I also like the casting in this film. The foster parents were Jenny Agutter, who I adored in An American Werewolf In London and Logan’s Run, and Gerrit Graham, who always makes me smile, even when he’s sort of just a snarky douche. I loved him in TerrorVision and C.H.U.D. II: Bud the Chud, as well as his multiple appearances in the Star Trek franchise. Then you have Beth Grant, who is always perfect, in a small role as an elementary school teacher that gets in Chucky’s way.

Child’s Play 2 is the peak of the original trilogy of films for me, back before the franchise got a lot more comedic with 1998’s Bride of Chucky. It’s a perfect Child’s Play film and has Chucky at his brutal best where he still gets in some funny one-liners without the film being overtly funny and still having a good amount of actual terror in it. And there is just something about that Chucky-Andy relationship that almost makes the Andy films feel like the only ones that actually matter.

Film Review: Marked For Death (1990)

Also known as: Screwface (working title)
Release Date: October 5th, 1990
Directed by: Dwight H. Little
Written by: Michael Grais, Mark Victor
Music by: James Newton Howard
Cast: Steven Seagal, Joanna Pacula, Keith David, Danny Trejo, Danielle Harris, Kevin Dunn

Steamroller Productions, 20th Century Fox, 93 Minutes
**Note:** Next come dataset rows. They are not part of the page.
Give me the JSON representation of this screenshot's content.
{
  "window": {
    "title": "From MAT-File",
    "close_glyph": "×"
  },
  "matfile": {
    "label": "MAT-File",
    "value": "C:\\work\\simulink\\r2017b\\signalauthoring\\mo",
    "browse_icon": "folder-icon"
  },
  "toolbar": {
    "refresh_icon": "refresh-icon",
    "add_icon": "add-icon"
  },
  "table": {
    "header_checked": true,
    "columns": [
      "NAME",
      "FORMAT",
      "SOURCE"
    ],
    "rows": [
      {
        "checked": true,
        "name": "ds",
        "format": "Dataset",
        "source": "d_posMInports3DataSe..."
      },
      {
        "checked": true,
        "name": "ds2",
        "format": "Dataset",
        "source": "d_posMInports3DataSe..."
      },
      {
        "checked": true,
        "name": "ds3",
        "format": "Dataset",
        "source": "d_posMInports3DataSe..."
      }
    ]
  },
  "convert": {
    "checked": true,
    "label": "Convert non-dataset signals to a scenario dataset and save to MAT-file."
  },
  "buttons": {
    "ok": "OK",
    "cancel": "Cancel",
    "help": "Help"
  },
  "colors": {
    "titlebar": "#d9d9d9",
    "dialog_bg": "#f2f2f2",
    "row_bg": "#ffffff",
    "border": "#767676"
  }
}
Review:

“Look upon this madman! Him dead and him don’t even know it!” – Screwface

I’ll be honest, I was never really a Steven Seagal fan. I didn’t dislike him, however. But when I was younger, I was more into Jean-Claude Van Damme because BloodsportKickboxer and Lionheart were just better pictures than anything Seagal put out. However, I did remember liking the one where he fought evil voodoo Jamaicans. So I figured that I would revisit it, all these years later.

Marked For Death isn’t a good movie but it is a passable 1990ish action film. It’s high octane, balls to the wall and well, it features awesome evil voodoo Jamiacans. It also features one of my favorite badasses, not Seagal but Keith David, who will always have a special place in my heart for They Live and The Thing.

The film also features a young Danielle Harris, a still unknown Danny Trejo and a small part by a guy who is in a ton of movies I love, Kevin Dunn.

The story sees a DEA agent come to the realization that he has become just as bad as the criminals he tries to bring down. He quits his job and returns home to decompress. However, his town is overrun by Jamaican drug dealers. Seagal then gets caught up in it and makes it his personal mission to act as a rogue agent and take these bad guys down.

The leader of the baddies is a scary looking voodoo practitioner named Screwface. The guy is legit scary and one of the coolest action movie villains of the era.

There’s guns, explosions, voodoo and all sorts of sinister voodoo trickery. The last act of the film sees Seagal and Keith David track Screwface back to Jamaica for a final showdown. But we get two final showdowns because of some of that sinister voodoo trickery.

Marked For Death is certainly watchable and I’ll be honest, it’s kind of fun. This is the best of the early Seagal movies, as far as I remember, but I’ll probably rework my way through them, as it’s been awhile since I’ve indulged in Mr. Seagal’s flicks.